Your task ->
Give back every record exactly as written.

(Supplied material)

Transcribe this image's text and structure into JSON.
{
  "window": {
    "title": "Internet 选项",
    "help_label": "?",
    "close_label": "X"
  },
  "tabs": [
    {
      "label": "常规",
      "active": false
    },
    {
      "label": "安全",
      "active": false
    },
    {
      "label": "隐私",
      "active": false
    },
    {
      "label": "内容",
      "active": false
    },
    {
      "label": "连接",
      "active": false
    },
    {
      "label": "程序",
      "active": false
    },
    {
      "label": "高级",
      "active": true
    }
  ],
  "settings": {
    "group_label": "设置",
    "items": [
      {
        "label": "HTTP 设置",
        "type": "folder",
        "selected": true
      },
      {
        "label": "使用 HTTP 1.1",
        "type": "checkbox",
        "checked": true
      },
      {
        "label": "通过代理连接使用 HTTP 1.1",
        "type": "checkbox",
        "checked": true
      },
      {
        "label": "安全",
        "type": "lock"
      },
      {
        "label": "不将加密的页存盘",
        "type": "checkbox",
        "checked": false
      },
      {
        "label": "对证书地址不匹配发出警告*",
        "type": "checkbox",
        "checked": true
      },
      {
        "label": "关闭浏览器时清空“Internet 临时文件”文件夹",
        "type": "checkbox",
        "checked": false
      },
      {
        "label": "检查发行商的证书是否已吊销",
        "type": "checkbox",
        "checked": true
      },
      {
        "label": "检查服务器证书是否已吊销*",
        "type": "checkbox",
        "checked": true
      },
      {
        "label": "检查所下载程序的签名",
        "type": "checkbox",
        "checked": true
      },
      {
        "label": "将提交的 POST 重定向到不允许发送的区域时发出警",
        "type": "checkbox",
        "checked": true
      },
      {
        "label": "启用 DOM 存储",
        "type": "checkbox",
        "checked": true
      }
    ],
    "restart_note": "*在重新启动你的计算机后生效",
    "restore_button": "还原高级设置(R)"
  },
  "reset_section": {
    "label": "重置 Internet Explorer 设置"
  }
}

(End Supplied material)

Result of the exercise ->
Transcribe this image's text and structure into JSON.
{
  "window": {
    "title": "Internet 选项",
    "help_label": "?",
    "close_label": "X"
  },
  "tabs": [
    {
      "label": "常规",
      "active": false
    },
    {
      "label": "安全",
      "active": false
    },
    {
      "label": "隐私",
      "active": false
    },
    {
      "label": "内容",
      "active": false
    },
    {
      "label": "连接",
      "active": false
    },
    {
      "label": "程序",
      "active": false
    },
    {
      "label": "高级",
      "active": true
    }
  ],
  "settings": {
    "group_label": "设置",
    "items": [
      {
        "label": "HTTP 设置",
        "type": "folder",
        "selected": true
      },
      {
        "label": "使用 HTTP 1.1",
        "type": "checkbox",
        "checked": true
      },
      {
        "label": "通过代理连接使用 HTTP 1.1",
        "type": "checkbox",
        "checked": true
      },
      {
        "label": "安全",
        "type": "lock"
      },
      {
        "label": "不将加密的页存盘",
        "type": "checkbox",
        "checked": false
      },
      {
        "label": "对证书地址不匹配发出警告*",
        "type": "checkbox",
        "checked": true
      },
      {
        "label": "关闭浏览器时清空“Internet 临时文件”文件夹",
        "type": "checkbox",
        "checked": false
      },
      {
        "label": "检查发行商的证书是否已吊销",
        "type": "checkbox",
        "checked": true
      },
      {
        "label": "检查服务器证书是否已吊销*",
        "type": "checkbox",
        "checked": true
      },
      {
        "label": "检查所下载程序的签名",
        "type": "checkbox",
        "checked": true
      },
      {
        "label": "将提交的 POST 重定向到不允许发送的区域时发出警",
        "type": "checkbox",
        "checked": true
      },
      {
        "label": "启用 DOM 存储",
        "type": "checkbox",
        "checked": true
      }
    ],
    "restart_note": "*在重新启动你的计算机后生效",
    "restore_button": "还原高级设置(R)"
  },
  "reset_section": {
    "label": "重置 Internet Explorer 设置"
  }
}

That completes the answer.